Nothing should be left out: output all of the entries exactly.

● Source material
* * * * *
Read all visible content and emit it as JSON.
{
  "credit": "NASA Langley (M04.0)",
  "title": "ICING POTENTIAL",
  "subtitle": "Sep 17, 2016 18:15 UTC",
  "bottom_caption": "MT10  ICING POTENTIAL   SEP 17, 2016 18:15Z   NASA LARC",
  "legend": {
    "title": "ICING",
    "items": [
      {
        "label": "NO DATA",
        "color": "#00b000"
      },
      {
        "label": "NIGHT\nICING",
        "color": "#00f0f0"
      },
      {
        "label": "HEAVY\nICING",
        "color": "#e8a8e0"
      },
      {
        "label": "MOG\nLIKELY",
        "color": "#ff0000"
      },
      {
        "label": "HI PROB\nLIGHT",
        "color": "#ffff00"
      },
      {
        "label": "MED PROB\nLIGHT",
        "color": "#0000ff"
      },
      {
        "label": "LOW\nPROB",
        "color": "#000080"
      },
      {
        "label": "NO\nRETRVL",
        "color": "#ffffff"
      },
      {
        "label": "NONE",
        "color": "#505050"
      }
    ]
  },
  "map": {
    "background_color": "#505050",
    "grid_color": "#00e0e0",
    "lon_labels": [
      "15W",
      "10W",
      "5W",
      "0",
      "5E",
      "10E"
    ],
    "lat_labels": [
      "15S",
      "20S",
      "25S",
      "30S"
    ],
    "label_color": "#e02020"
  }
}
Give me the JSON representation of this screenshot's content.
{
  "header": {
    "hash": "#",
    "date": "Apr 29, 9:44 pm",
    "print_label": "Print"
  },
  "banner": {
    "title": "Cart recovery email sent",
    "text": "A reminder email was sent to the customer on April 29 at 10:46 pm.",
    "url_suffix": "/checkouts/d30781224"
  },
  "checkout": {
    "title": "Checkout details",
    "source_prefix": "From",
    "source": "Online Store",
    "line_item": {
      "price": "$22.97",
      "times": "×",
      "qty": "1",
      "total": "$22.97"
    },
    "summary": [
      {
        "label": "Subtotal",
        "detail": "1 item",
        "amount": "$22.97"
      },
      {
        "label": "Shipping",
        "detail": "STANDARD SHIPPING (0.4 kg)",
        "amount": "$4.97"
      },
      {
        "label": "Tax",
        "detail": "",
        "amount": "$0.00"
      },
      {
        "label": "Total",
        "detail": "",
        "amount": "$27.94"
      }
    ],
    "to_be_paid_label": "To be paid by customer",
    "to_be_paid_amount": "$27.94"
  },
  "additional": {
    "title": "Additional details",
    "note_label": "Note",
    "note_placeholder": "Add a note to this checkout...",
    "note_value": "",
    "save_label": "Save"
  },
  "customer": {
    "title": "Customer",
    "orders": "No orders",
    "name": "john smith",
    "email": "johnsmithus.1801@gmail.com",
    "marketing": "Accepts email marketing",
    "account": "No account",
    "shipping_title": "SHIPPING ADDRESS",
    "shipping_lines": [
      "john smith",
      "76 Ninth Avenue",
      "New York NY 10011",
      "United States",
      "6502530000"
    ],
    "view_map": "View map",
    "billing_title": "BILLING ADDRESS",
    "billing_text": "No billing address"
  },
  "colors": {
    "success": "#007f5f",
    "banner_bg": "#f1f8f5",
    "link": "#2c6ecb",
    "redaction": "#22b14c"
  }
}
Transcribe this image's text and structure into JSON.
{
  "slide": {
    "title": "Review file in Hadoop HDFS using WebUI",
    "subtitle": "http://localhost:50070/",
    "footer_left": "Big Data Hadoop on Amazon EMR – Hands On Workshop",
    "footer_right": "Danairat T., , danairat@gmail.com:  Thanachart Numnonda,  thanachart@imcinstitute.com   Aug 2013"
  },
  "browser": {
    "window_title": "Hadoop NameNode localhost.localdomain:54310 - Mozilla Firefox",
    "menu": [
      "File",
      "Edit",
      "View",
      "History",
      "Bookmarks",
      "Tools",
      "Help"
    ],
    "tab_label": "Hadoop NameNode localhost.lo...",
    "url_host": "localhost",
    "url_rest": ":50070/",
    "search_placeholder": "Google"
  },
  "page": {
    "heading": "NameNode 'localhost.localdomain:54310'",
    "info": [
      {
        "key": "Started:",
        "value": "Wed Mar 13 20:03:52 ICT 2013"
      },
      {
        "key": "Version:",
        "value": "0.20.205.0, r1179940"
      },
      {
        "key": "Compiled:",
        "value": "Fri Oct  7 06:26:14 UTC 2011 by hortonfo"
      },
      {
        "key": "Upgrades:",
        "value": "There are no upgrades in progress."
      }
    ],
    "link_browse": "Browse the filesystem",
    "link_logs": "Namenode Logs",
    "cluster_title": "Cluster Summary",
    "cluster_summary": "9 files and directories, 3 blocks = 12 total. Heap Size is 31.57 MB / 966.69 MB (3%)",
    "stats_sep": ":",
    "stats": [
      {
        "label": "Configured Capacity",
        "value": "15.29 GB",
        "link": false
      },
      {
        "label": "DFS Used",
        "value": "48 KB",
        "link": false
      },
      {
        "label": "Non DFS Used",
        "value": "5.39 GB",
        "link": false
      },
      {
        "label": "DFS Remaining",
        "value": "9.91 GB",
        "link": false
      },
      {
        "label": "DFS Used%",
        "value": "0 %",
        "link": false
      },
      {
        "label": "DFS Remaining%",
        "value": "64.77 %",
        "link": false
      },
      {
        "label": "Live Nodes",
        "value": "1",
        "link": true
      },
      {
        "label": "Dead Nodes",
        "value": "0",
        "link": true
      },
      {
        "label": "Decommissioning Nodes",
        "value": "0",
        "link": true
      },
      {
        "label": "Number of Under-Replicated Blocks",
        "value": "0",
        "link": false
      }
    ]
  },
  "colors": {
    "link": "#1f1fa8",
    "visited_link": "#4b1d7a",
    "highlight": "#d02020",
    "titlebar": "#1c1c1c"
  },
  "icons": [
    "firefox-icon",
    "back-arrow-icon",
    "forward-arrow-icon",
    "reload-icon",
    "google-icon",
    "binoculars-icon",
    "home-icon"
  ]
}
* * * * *
● Task solution
Read all visible content and emit it as JSON.
{
  "credit": "NASA Langley (M04.0)",
  "title": "ICING POTENTIAL",
  "subtitle": "Sep 17, 2016 18:15 UTC",
  "bottom_caption": "MT10  ICING POTENTIAL   SEP 17, 2016 18:15Z   NASA LARC",
  "legend": {
    "title": "ICING",
    "items": [
      {
        "label": "NO DATA",
        "color": "#00b000"
      },
      {
        "label": "NIGHT\nICING",
        "color": "#00f0f0"
      },
      {
        "label": "HEAVY\nICING",
        "color": "#e8a8e0"
      },
      {
        "label": "MOG\nLIKELY",
        "color": "#ff0000"
      },
      {
        "label": "HI PROB\nLIGHT",
        "color": "#ffff00"
      },
      {
        "label": "MED PROB\nLIGHT",
        "color": "#0000ff"
      },
      {
        "label": "LOW\nPROB",
        "color": "#000080"
      },
      {
        "label": "NO\nRETRVL",
        "color": "#ffffff"
      },
      {
        "label": "NONE",
        "color": "#505050"
      }
    ]
  },
  "map": {
    "background_color": "#505050",
    "grid_color": "#00e0e0",
    "lon_labels": [
      "15W",
      "10W",
      "5W",
      "0",
      "5E",
      "10E"
    ],
    "lat_labels": [
      "15S",
      "20S",
      "25S",
      "30S"
    ],
    "label_color": "#e02020"
  }
}
Give me the JSON representation of this screenshot's content.
{
  "header": {
    "hash": "#",
    "date": "Apr 29, 9:44 pm",
    "print_label": "Print"
  },
  "banner": {
    "title": "Cart recovery email sent",
    "text": "A reminder email was sent to the customer on April 29 at 10:46 pm.",
    "url_suffix": "/checkouts/d30781224"
  },
  "checkout": {
    "title": "Checkout details",
    "source_prefix": "From",
    "source": "Online Store",
    "line_item": {
      "price": "$22.97",
      "times": "×",
      "qty": "1",
      "total": "$22.97"
    },
    "summary": [
      {
        "label": "Subtotal",
        "detail": "1 item",
        "amount": "$22.97"
      },
      {
        "label": "Shipping",
        "detail": "STANDARD SHIPPING (0.4 kg)",
        "amount": "$4.97"
      },
      {
        "label": "Tax",
        "detail": "",
        "amount": "$0.00"
      },
      {
        "label": "Total",
        "detail": "",
        "amount": "$27.94"
      }
    ],
    "to_be_paid_label": "To be paid by customer",
    "to_be_paid_amount": "$27.94"
  },
  "additional": {
    "title": "Additional details",
    "note_label": "Note",
    "note_placeholder": "Add a note to this checkout...",
    "note_value": "",
    "save_label": "Save"
  },
  "customer": {
    "title": "Customer",
    "orders": "No orders",
    "name": "john smith",
    "email": "johnsmithus.1801@gmail.com",
    "marketing": "Accepts email marketing",
    "account": "No account",
    "shipping_title": "SHIPPING ADDRESS",
    "shipping_lines": [
      "john smith",
      "76 Ninth Avenue",
      "New York NY 10011",
      "United States",
      "6502530000"
    ],
    "view_map": "View map",
    "billing_title": "BILLING ADDRESS",
    "billing_text": "No billing address"
  },
  "colors": {
    "success": "#007f5f",
    "banner_bg": "#f1f8f5",
    "link": "#2c6ecb",
    "redaction": "#22b14c"
  }
}
Transcribe this image's text and structure into JSON.
{
  "slide": {
    "title": "Review file in Hadoop HDFS using WebUI",
    "subtitle": "http://localhost:50070/",
    "footer_left": "Big Data Hadoop on Amazon EMR – Hands On Workshop",
    "footer_right": "Danairat T., , danairat@gmail.com:  Thanachart Numnonda,  thanachart@imcinstitute.com   Aug 2013"
  },
  "browser": {
    "window_title": "Hadoop NameNode localhost.localdomain:54310 - Mozilla Firefox",
    "menu": [
      "File",
      "Edit",
      "View",
      "History",
      "Bookmarks",
      "Tools",
      "Help"
    ],
    "tab_label": "Hadoop NameNode localhost.lo...",
    "url_host": "localhost",
    "url_rest": ":50070/",
    "search_placeholder": "Google"
  },
  "page": {
    "heading": "NameNode 'localhost.localdomain:54310'",
    "info": [
      {
        "key": "Started:",
        "value": "Wed Mar 13 20:03:52 ICT 2013"
      },
      {
        "key": "Version:",
        "value": "0.20.205.0, r1179940"
      },
      {
        "key": "Compiled:",
        "value": "Fri Oct  7 06:26:14 UTC 2011 by hortonfo"
      },
      {
        "key": "Upgrades:",
        "value": "There are no upgrades in progress."
      }
    ],
    "link_browse": "Browse the filesystem",
    "link_logs": "Namenode Logs",
    "cluster_title": "Cluster Summary",
    "cluster_summary": "9 files and directories, 3 blocks = 12 total. Heap Size is 31.57 MB / 966.69 MB (3%)",
    "stats_sep": ":",
    "stats": [
      {
        "label": "Configured Capacity",
        "value": "15.29 GB",
        "link": false
      },
      {
        "label": "DFS Used",
        "value": "48 KB",
        "link": false
      },
      {
        "label": "Non DFS Used",
        "value": "5.39 GB",
        "link": false
      },
      {
        "label": "DFS Remaining",
        "value": "9.91 GB",
        "link": false
      },
      {
        "label": "DFS Used%",
        "value": "0 %",
        "link": false
      },
      {
        "label": "DFS Remaining%",
        "value": "64.77 %",
        "link": false
      },
      {
        "label": "Live Nodes",
        "value": "1",
        "link": true
      },
      {
        "label": "Dead Nodes",
        "value": "0",
        "link": true
      },
      {
        "label": "Decommissioning Nodes",
        "value": "0",
        "link": true
      },
      {
        "label": "Number of Under-Replicated Blocks",
        "value": "0",
        "link": false
      }
    ]
  },
  "colors": {
    "link": "#1f1fa8",
    "visited_link": "#4b1d7a",
    "highlight": "#d02020",
    "titlebar": "#1c1c1c"
  },
  "icons": [
    "firefox-icon",
    "back-arrow-icon",
    "forward-arrow-icon",
    "reload-icon",
    "google-icon",
    "binoculars-icon",
    "home-icon"
  ]
}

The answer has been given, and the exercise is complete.